Word for word, output the data, with none of its pictures.

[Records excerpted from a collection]
========================================================================

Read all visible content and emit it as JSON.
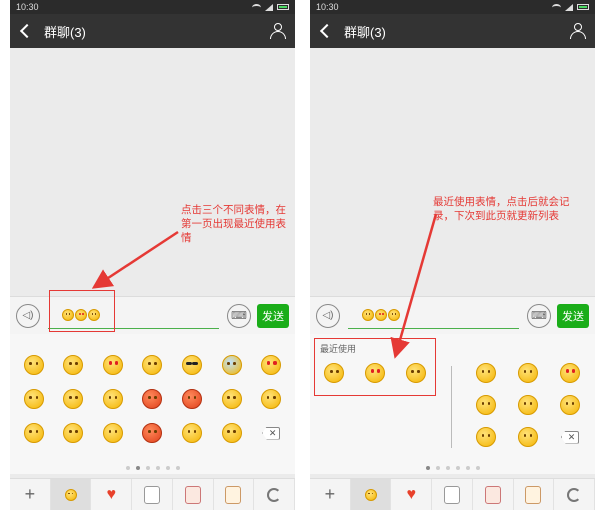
{
  "left_screen": {
    "status_time": "10:30",
    "title": "群聊(3)",
    "input_emojis": [
      "smile",
      "heart-eyes",
      "tongue"
    ],
    "send_label": "发送",
    "emoji_grid": [
      "smile",
      "shy",
      "heart-eyes",
      "shock",
      "cool",
      "cry",
      "heart-eyes",
      "laugh",
      "wink",
      "sleepy",
      "angry",
      "angry",
      "surprise",
      "grin",
      "think",
      "sad",
      "laugh",
      "angry",
      "shock",
      "think",
      "delete"
    ],
    "delete_glyph": "✕",
    "page_dots": 6,
    "active_dot": 1,
    "annotation": "点击三个不同表情，在第一页出现最近使用表情"
  },
  "right_screen": {
    "status_time": "10:30",
    "title": "群聊(3)",
    "input_emojis": [
      "smile",
      "heart-eyes",
      "tongue"
    ],
    "send_label": "发送",
    "recent_label": "最近使用",
    "recent_emojis": [
      "shock",
      "heart-eyes",
      "smile"
    ],
    "emoji_grid": [
      "smile",
      "shy",
      "heart-eyes",
      "laugh",
      "wink",
      "sleepy",
      "think",
      "sad",
      "delete"
    ],
    "delete_glyph": "✕",
    "page_dots": 6,
    "active_dot": 0,
    "annotation": "最近使用表情，点击后就会记录，下次到此页就更新列表"
  },
  "tab_bar": {
    "plus_glyph": "+",
    "heart_glyph": "♥",
    "active_tab": 1
  },
  "colors": {
    "annotation_red": "#e53935",
    "send_green": "#1aad19",
    "titlebar": "#333333"
  }
}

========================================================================

## Your solution
Read all visible content and emit it as JSON.
{
  "left_screen": {
    "status_time": "10:30",
    "title": "群聊(3)",
    "input_emojis": [
      "smile",
      "heart-eyes",
      "tongue"
    ],
    "send_label": "发送",
    "emoji_grid": [
      "smile",
      "shy",
      "heart-eyes",
      "shock",
      "cool",
      "cry",
      "heart-eyes",
      "laugh",
      "wink",
      "sleepy",
      "angry",
      "angry",
      "surprise",
      "grin",
      "think",
      "sad",
      "laugh",
      "angry",
      "shock",
      "think",
      "delete"
    ],
    "delete_glyph": "✕",
    "page_dots": 6,
    "active_dot": 1,
    "annotation": "点击三个不同表情，在第一页出现最近使用表情"
  },
  "right_screen": {
    "status_time": "10:30",
    "title": "群聊(3)",
    "input_emojis": [
      "smile",
      "heart-eyes",
      "tongue"
    ],
    "send_label": "发送",
    "recent_label": "最近使用",
    "recent_emojis": [
      "shock",
      "heart-eyes",
      "smile"
    ],
    "emoji_grid": [
      "smile",
      "shy",
      "heart-eyes",
      "laugh",
      "wink",
      "sleepy",
      "think",
      "sad",
      "delete"
    ],
    "delete_glyph": "✕",
    "page_dots": 6,
    "active_dot": 0,
    "annotation": "最近使用表情，点击后就会记录，下次到此页就更新列表"
  },
  "tab_bar": {
    "plus_glyph": "+",
    "heart_glyph": "♥",
    "active_tab": 1
  },
  "colors": {
    "annotation_red": "#e53935",
    "send_green": "#1aad19",
    "titlebar": "#333333"
  }
}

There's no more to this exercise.